**PROBLEM DETAILS**
A word-for-word copy of the records below is needed, without the images.
####################
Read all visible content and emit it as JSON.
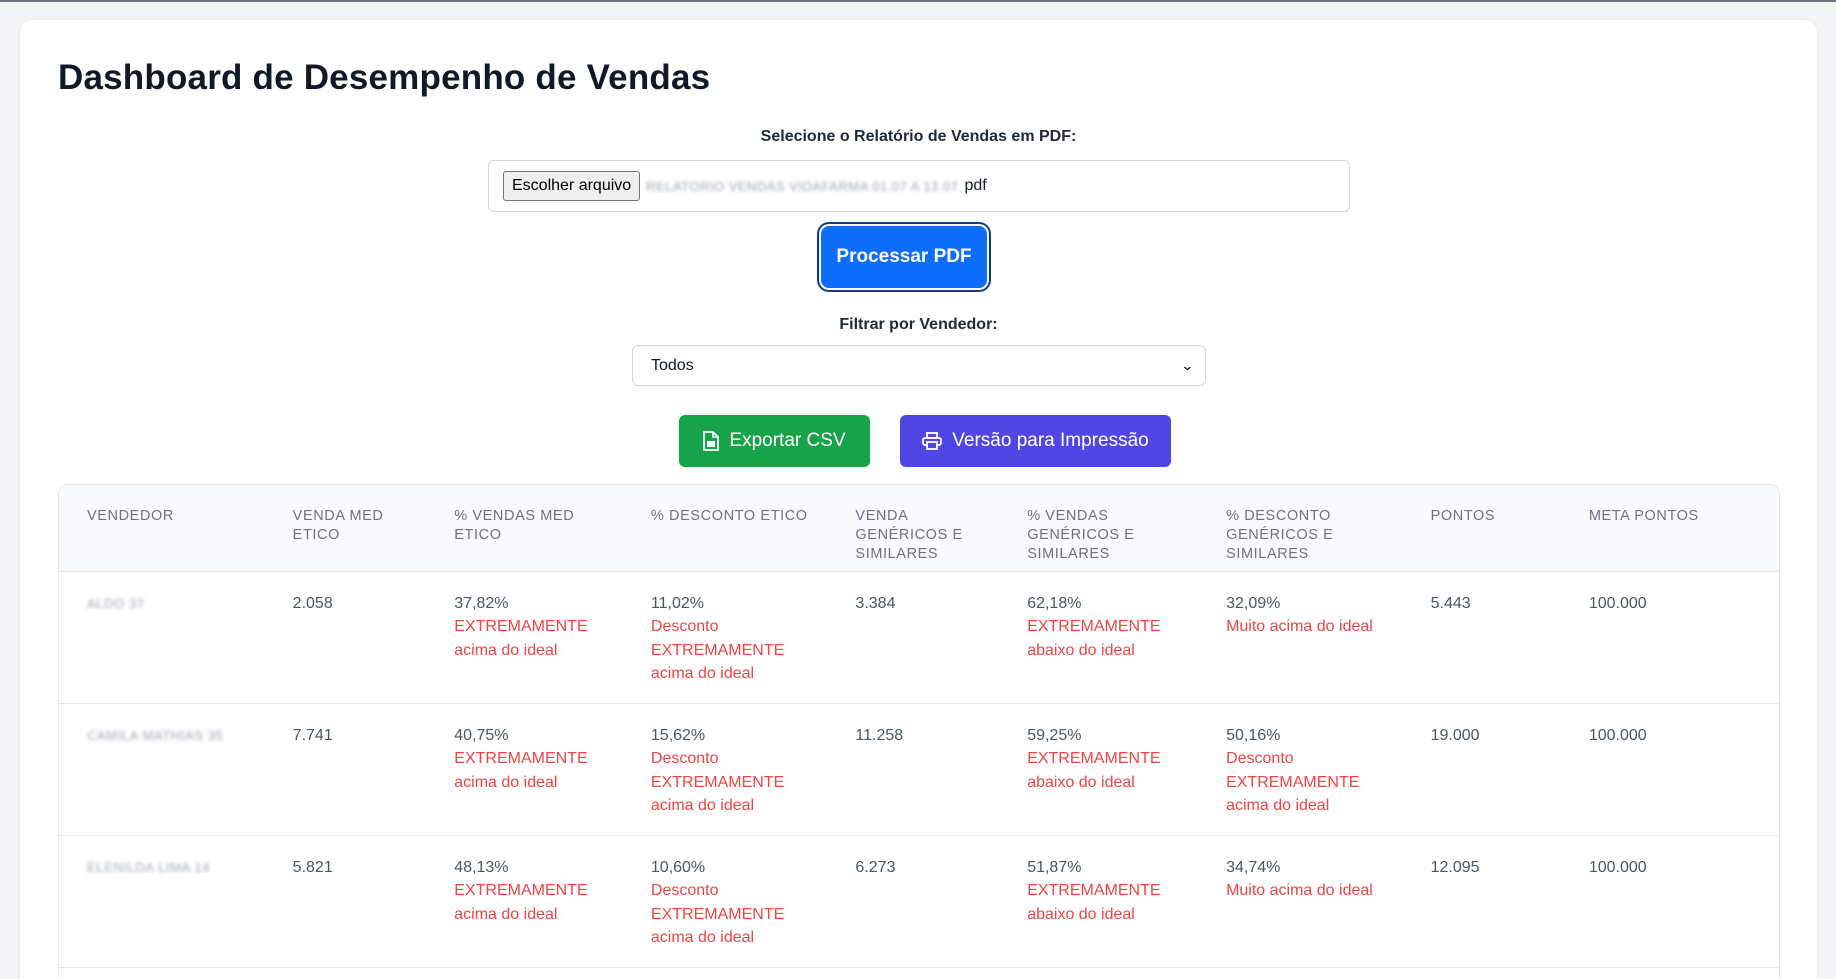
{
  "page": {
    "title": "Dashboard de Desempenho de Vendas"
  },
  "upload": {
    "label": "Selecione o Relatório de Vendas em PDF:",
    "choose_button": "Escolher arquivo",
    "file_name_blurred": "RELATORIO VENDAS VIDAFARMA 01.07 A 13.07.",
    "file_ext": "pdf",
    "process_button": "Processar PDF"
  },
  "filter": {
    "label": "Filtrar por Vendedor:",
    "selected": "Todos"
  },
  "actions": {
    "export_csv": "Exportar CSV",
    "print_version": "Versão para Impressão"
  },
  "colors": {
    "primary": "#0d6efd",
    "export_green": "#16a34a",
    "print_indigo": "#4f46e5",
    "warning_red": "#ef4444"
  },
  "table": {
    "headers": [
      "VENDEDOR",
      "VENDA MED ETICO",
      "% VENDAS MED ETICO",
      "% DESCONTO ETICO",
      "VENDA GENÉRICOS E SIMILARES",
      "% VENDAS GENÉRICOS E SIMILARES",
      "% DESCONTO GENÉRICOS E SIMILARES",
      "PONTOS",
      "META PONTOS"
    ],
    "rows": [
      {
        "seller": "ALDO 37",
        "venda_med_etico": "2.058",
        "pct_vendas_med_etico": "37,82%",
        "pct_vendas_med_etico_note": "EXTREMAMENTE acima do ideal",
        "pct_desc_etico": "11,02%",
        "pct_desc_etico_note": "Desconto EXTREMAMENTE acima do ideal",
        "venda_genericos": "3.384",
        "pct_vendas_genericos": "62,18%",
        "pct_vendas_genericos_note": "EXTREMAMENTE abaixo do ideal",
        "pct_desc_genericos": "32,09%",
        "pct_desc_genericos_note": "Muito acima do ideal",
        "pontos": "5.443",
        "meta_pontos": "100.000"
      },
      {
        "seller": "CAMILA MATHIAS 35",
        "venda_med_etico": "7.741",
        "pct_vendas_med_etico": "40,75%",
        "pct_vendas_med_etico_note": "EXTREMAMENTE acima do ideal",
        "pct_desc_etico": "15,62%",
        "pct_desc_etico_note": "Desconto EXTREMAMENTE acima do ideal",
        "venda_genericos": "11.258",
        "pct_vendas_genericos": "59,25%",
        "pct_vendas_genericos_note": "EXTREMAMENTE abaixo do ideal",
        "pct_desc_genericos": "50,16%",
        "pct_desc_genericos_note": "Desconto EXTREMAMENTE acima do ideal",
        "pontos": "19.000",
        "meta_pontos": "100.000"
      },
      {
        "seller": "ELENILDA LIMA 14",
        "venda_med_etico": "5.821",
        "pct_vendas_med_etico": "48,13%",
        "pct_vendas_med_etico_note": "EXTREMAMENTE acima do ideal",
        "pct_desc_etico": "10,60%",
        "pct_desc_etico_note": "Desconto EXTREMAMENTE acima do ideal",
        "venda_genericos": "6.273",
        "pct_vendas_genericos": "51,87%",
        "pct_vendas_genericos_note": "EXTREMAMENTE abaixo do ideal",
        "pct_desc_genericos": "34,74%",
        "pct_desc_genericos_note": "Muito acima do ideal",
        "pontos": "12.095",
        "meta_pontos": "100.000"
      }
    ]
  }
}
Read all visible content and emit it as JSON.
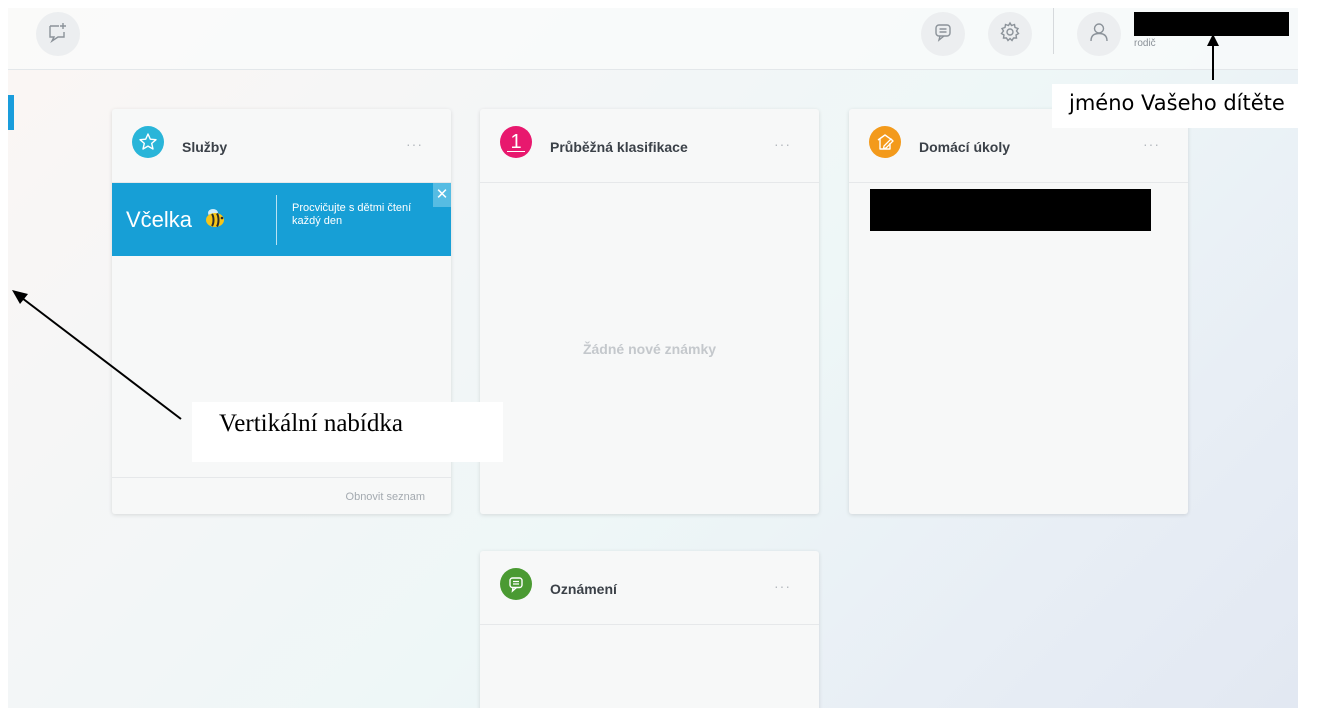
{
  "topbar": {
    "icons": {
      "new_message": "chat-plus-icon",
      "messages": "message-icon",
      "settings": "gear-icon",
      "user": "user-icon"
    },
    "user_role": "rodič"
  },
  "cards": {
    "services": {
      "title": "Služby",
      "more": "···",
      "icon": "star-icon",
      "icon_color": "#29b5d9",
      "banner": {
        "logo": "Včelka",
        "text": "Procvičujte s dětmi čtení každý den",
        "close": "✕",
        "color": "#179fd6"
      },
      "footer_link": "Obnovit seznam"
    },
    "grades": {
      "title": "Průběžná klasifikace",
      "more": "···",
      "icon": "number-one-icon",
      "icon_glyph": "1",
      "icon_color": "#e8186e",
      "empty_message": "Žádné nové známky"
    },
    "homework": {
      "title": "Domácí úkoly",
      "more": "···",
      "icon": "homework-icon",
      "icon_color": "#f39a1b"
    },
    "announcements": {
      "title": "Oznámení",
      "more": "···",
      "icon": "message-icon",
      "icon_color": "#4a9a32"
    }
  },
  "annotations": {
    "child_name": "jméno Vašeho dítěte",
    "vertical_menu": "Vertikální nabídka"
  },
  "colors": {
    "accent": "#1a9ddc"
  }
}
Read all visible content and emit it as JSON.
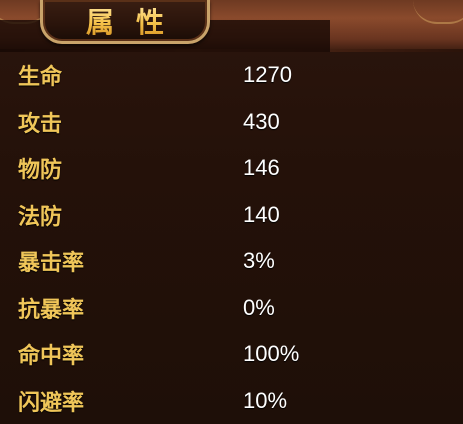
{
  "panel": {
    "title": "属性"
  },
  "attributes": [
    {
      "label": "生命",
      "value": "1270"
    },
    {
      "label": "攻击",
      "value": "430"
    },
    {
      "label": "物防",
      "value": "146"
    },
    {
      "label": "法防",
      "value": "140"
    },
    {
      "label": "暴击率",
      "value": "3%"
    },
    {
      "label": "抗暴率",
      "value": "0%"
    },
    {
      "label": "命中率",
      "value": "100%"
    },
    {
      "label": "闪避率",
      "value": "10%"
    }
  ],
  "colors": {
    "label": "#f0c659",
    "value": "#ffffff",
    "background": "#241109",
    "plaque_border": "#c9a36a"
  }
}
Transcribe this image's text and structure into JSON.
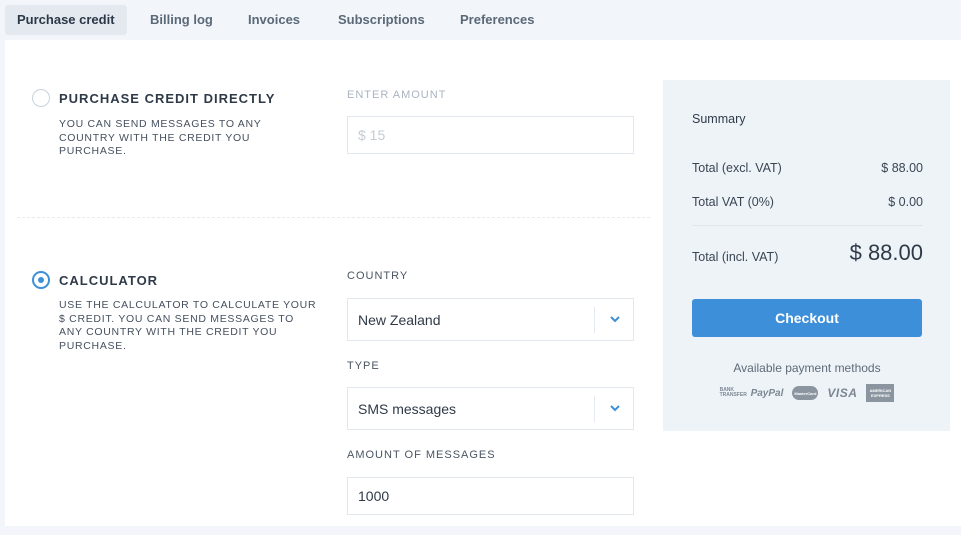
{
  "tabs": [
    {
      "label": "Purchase credit",
      "active": true
    },
    {
      "label": "Billing log"
    },
    {
      "label": "Invoices"
    },
    {
      "label": "Subscriptions"
    },
    {
      "label": "Preferences"
    }
  ],
  "direct": {
    "title": "PURCHASE CREDIT DIRECTLY",
    "description": "YOU CAN SEND MESSAGES TO ANY COUNTRY WITH THE CREDIT YOU PURCHASE.",
    "amount_label": "ENTER AMOUNT",
    "amount_placeholder": "$ 15",
    "selected": false
  },
  "calculator": {
    "title": "CALCULATOR",
    "description": "USE THE CALCULATOR TO CALCULATE YOUR $ CREDIT. YOU CAN SEND MESSAGES TO ANY COUNTRY WITH THE CREDIT YOU PURCHASE.",
    "selected": true,
    "country_label": "COUNTRY",
    "country_value": "New Zealand",
    "type_label": "TYPE",
    "type_value": "SMS messages",
    "amount_label": "AMOUNT OF MESSAGES",
    "amount_value": "1000"
  },
  "summary": {
    "title": "Summary",
    "excl_label": "Total (excl. VAT)",
    "excl_value": "$ 88.00",
    "vat_label": "Total VAT (0%)",
    "vat_value": "$ 0.00",
    "incl_label": "Total (incl. VAT)",
    "incl_value": "$ 88.00",
    "checkout_label": "Checkout",
    "payment_title": "Available payment methods",
    "payment_methods": {
      "bank": "BANK TRANSFER",
      "paypal": "PayPal",
      "mastercard": "MasterCard",
      "visa": "VISA",
      "amex": "AMERICAN EXPRESS"
    }
  },
  "colors": {
    "accent": "#3d8fd9",
    "background": "#f2f6fa",
    "summary_bg": "#eef3f8"
  },
  "icons": {
    "select_chevron": "chevron-down-icon"
  }
}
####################
**YOUR RESPONSE**
Read all visible content and emit it as JSON.
{
  "page": {
    "title": "Dashboard de Desempenho de Vendas"
  },
  "upload": {
    "label": "Selecione o Relatório de Vendas em PDF:",
    "choose_button": "Escolher arquivo",
    "file_name_blurred": "RELATORIO VENDAS VIDAFARMA 01.07 A 13.07.",
    "file_ext": "pdf",
    "process_button": "Processar PDF"
  },
  "filter": {
    "label": "Filtrar por Vendedor:",
    "selected": "Todos"
  },
  "actions": {
    "export_csv": "Exportar CSV",
    "print_version": "Versão para Impressão"
  },
  "colors": {
    "primary": "#0d6efd",
    "export_green": "#16a34a",
    "print_indigo": "#4f46e5",
    "warning_red": "#ef4444"
  },
  "table": {
    "headers": [
      "VENDEDOR",
      "VENDA MED ETICO",
      "% VENDAS MED ETICO",
      "% DESCONTO ETICO",
      "VENDA GENÉRICOS E SIMILARES",
      "% VENDAS GENÉRICOS E SIMILARES",
      "% DESCONTO GENÉRICOS E SIMILARES",
      "PONTOS",
      "META PONTOS"
    ],
    "rows": [
      {
        "seller": "ALDO 37",
        "venda_med_etico": "2.058",
        "pct_vendas_med_etico": "37,82%",
        "pct_vendas_med_etico_note": "EXTREMAMENTE acima do ideal",
        "pct_desc_etico": "11,02%",
        "pct_desc_etico_note": "Desconto EXTREMAMENTE acima do ideal",
        "venda_genericos": "3.384",
        "pct_vendas_genericos": "62,18%",
        "pct_vendas_genericos_note": "EXTREMAMENTE abaixo do ideal",
        "pct_desc_genericos": "32,09%",
        "pct_desc_genericos_note": "Muito acima do ideal",
        "pontos": "5.443",
        "meta_pontos": "100.000"
      },
      {
        "seller": "CAMILA MATHIAS 35",
        "venda_med_etico": "7.741",
        "pct_vendas_med_etico": "40,75%",
        "pct_vendas_med_etico_note": "EXTREMAMENTE acima do ideal",
        "pct_desc_etico": "15,62%",
        "pct_desc_etico_note": "Desconto EXTREMAMENTE acima do ideal",
        "venda_genericos": "11.258",
        "pct_vendas_genericos": "59,25%",
        "pct_vendas_genericos_note": "EXTREMAMENTE abaixo do ideal",
        "pct_desc_genericos": "50,16%",
        "pct_desc_genericos_note": "Desconto EXTREMAMENTE acima do ideal",
        "pontos": "19.000",
        "meta_pontos": "100.000"
      },
      {
        "seller": "ELENILDA LIMA 14",
        "venda_med_etico": "5.821",
        "pct_vendas_med_etico": "48,13%",
        "pct_vendas_med_etico_note": "EXTREMAMENTE acima do ideal",
        "pct_desc_etico": "10,60%",
        "pct_desc_etico_note": "Desconto EXTREMAMENTE acima do ideal",
        "venda_genericos": "6.273",
        "pct_vendas_genericos": "51,87%",
        "pct_vendas_genericos_note": "EXTREMAMENTE abaixo do ideal",
        "pct_desc_genericos": "34,74%",
        "pct_desc_genericos_note": "Muito acima do ideal",
        "pontos": "12.095",
        "meta_pontos": "100.000"
      }
    ]
  }
}
Read all visible content and emit it as JSON.
{
  "topbar": {
    "icons": {
      "new_message": "chat-plus-icon",
      "messages": "message-icon",
      "settings": "gear-icon",
      "user": "user-icon"
    },
    "user_role": "rodič"
  },
  "cards": {
    "services": {
      "title": "Služby",
      "more": "···",
      "icon": "star-icon",
      "icon_color": "#29b5d9",
      "banner": {
        "logo": "Včelka",
        "text": "Procvičujte s dětmi čtení každý den",
        "close": "✕",
        "color": "#179fd6"
      },
      "footer_link": "Obnovit seznam"
    },
    "grades": {
      "title": "Průběžná klasifikace",
      "more": "···",
      "icon": "number-one-icon",
      "icon_glyph": "1",
      "icon_color": "#e8186e",
      "empty_message": "Žádné nové známky"
    },
    "homework": {
      "title": "Domácí úkoly",
      "more": "···",
      "icon": "homework-icon",
      "icon_color": "#f39a1b"
    },
    "announcements": {
      "title": "Oznámení",
      "more": "···",
      "icon": "message-icon",
      "icon_color": "#4a9a32"
    }
  },
  "annotations": {
    "child_name": "jméno Vašeho dítěte",
    "vertical_menu": "Vertikální nabídka"
  },
  "colors": {
    "accent": "#1a9ddc"
  }
}
Read all visible content and emit it as JSON.
{
  "panel": {
    "title": "属性"
  },
  "attributes": [
    {
      "label": "生命",
      "value": "1270"
    },
    {
      "label": "攻击",
      "value": "430"
    },
    {
      "label": "物防",
      "value": "146"
    },
    {
      "label": "法防",
      "value": "140"
    },
    {
      "label": "暴击率",
      "value": "3%"
    },
    {
      "label": "抗暴率",
      "value": "0%"
    },
    {
      "label": "命中率",
      "value": "100%"
    },
    {
      "label": "闪避率",
      "value": "10%"
    }
  ],
  "colors": {
    "label": "#f0c659",
    "value": "#ffffff",
    "background": "#241109",
    "plaque_border": "#c9a36a"
  }
}
Transcribe this image's text and structure into JSON.
{
  "tabs": [
    {
      "label": "Purchase credit",
      "active": true
    },
    {
      "label": "Billing log"
    },
    {
      "label": "Invoices"
    },
    {
      "label": "Subscriptions"
    },
    {
      "label": "Preferences"
    }
  ],
  "direct": {
    "title": "PURCHASE CREDIT DIRECTLY",
    "description": "YOU CAN SEND MESSAGES TO ANY COUNTRY WITH THE CREDIT YOU PURCHASE.",
    "amount_label": "ENTER AMOUNT",
    "amount_placeholder": "$ 15",
    "selected": false
  },
  "calculator": {
    "title": "CALCULATOR",
    "description": "USE THE CALCULATOR TO CALCULATE YOUR $ CREDIT. YOU CAN SEND MESSAGES TO ANY COUNTRY WITH THE CREDIT YOU PURCHASE.",
    "selected": true,
    "country_label": "COUNTRY",
    "country_value": "New Zealand",
    "type_label": "TYPE",
    "type_value": "SMS messages",
    "amount_label": "AMOUNT OF MESSAGES",
    "amount_value": "1000"
  },
  "summary": {
    "title": "Summary",
    "excl_label": "Total (excl. VAT)",
    "excl_value": "$ 88.00",
    "vat_label": "Total VAT (0%)",
    "vat_value": "$ 0.00",
    "incl_label": "Total (incl. VAT)",
    "incl_value": "$ 88.00",
    "checkout_label": "Checkout",
    "payment_title": "Available payment methods",
    "payment_methods": {
      "bank": "BANK TRANSFER",
      "paypal": "PayPal",
      "mastercard": "MasterCard",
      "visa": "VISA",
      "amex": "AMERICAN EXPRESS"
    }
  },
  "colors": {
    "accent": "#3d8fd9",
    "background": "#f2f6fa",
    "summary_bg": "#eef3f8"
  },
  "icons": {
    "select_chevron": "chevron-down-icon"
  }
}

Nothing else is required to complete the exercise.